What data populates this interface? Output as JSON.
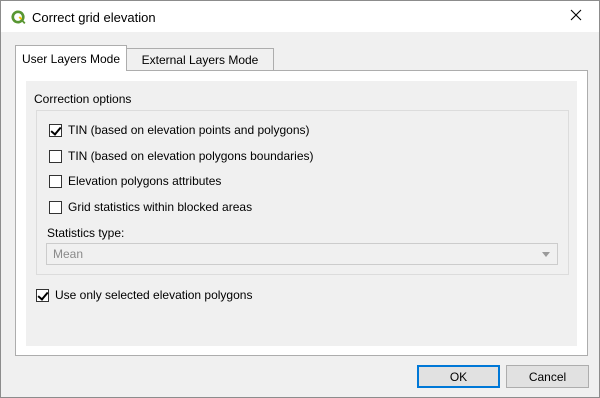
{
  "window": {
    "title": "Correct grid elevation",
    "icon": "qgis-logo-icon",
    "close_glyph": "✕"
  },
  "tabs": [
    {
      "label": "User Layers Mode",
      "active": true
    },
    {
      "label": "External Layers Mode",
      "active": false
    }
  ],
  "panel": {
    "group_title": "Correction options",
    "options": [
      {
        "label": "TIN (based on elevation points and polygons)",
        "checked": true
      },
      {
        "label": "TIN (based on elevation polygons boundaries)",
        "checked": false
      },
      {
        "label": "Elevation polygons attributes",
        "checked": false
      },
      {
        "label": "Grid statistics within blocked areas",
        "checked": false
      }
    ],
    "statistics_type_label": "Statistics type:",
    "statistics_type_value": "Mean",
    "use_selected": {
      "label": "Use only selected elevation polygons",
      "checked": true
    }
  },
  "buttons": {
    "ok": "OK",
    "cancel": "Cancel"
  },
  "colors": {
    "accent": "#0078d7",
    "qgis_green": "#589632",
    "qgis_yellow": "#ee7913"
  }
}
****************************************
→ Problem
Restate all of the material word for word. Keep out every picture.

→ Response below
What data populates this interface? Output as JSON.
{
  "window": {
    "title": "Correct grid elevation",
    "icon": "qgis-logo-icon",
    "close_glyph": "✕"
  },
  "tabs": [
    {
      "label": "User Layers Mode",
      "active": true
    },
    {
      "label": "External Layers Mode",
      "active": false
    }
  ],
  "panel": {
    "group_title": "Correction options",
    "options": [
      {
        "label": "TIN (based on elevation points and polygons)",
        "checked": true
      },
      {
        "label": "TIN (based on elevation polygons boundaries)",
        "checked": false
      },
      {
        "label": "Elevation polygons attributes",
        "checked": false
      },
      {
        "label": "Grid statistics within blocked areas",
        "checked": false
      }
    ],
    "statistics_type_label": "Statistics type:",
    "statistics_type_value": "Mean",
    "use_selected": {
      "label": "Use only selected elevation polygons",
      "checked": true
    }
  },
  "buttons": {
    "ok": "OK",
    "cancel": "Cancel"
  },
  "colors": {
    "accent": "#0078d7",
    "qgis_green": "#589632",
    "qgis_yellow": "#ee7913"
  }
}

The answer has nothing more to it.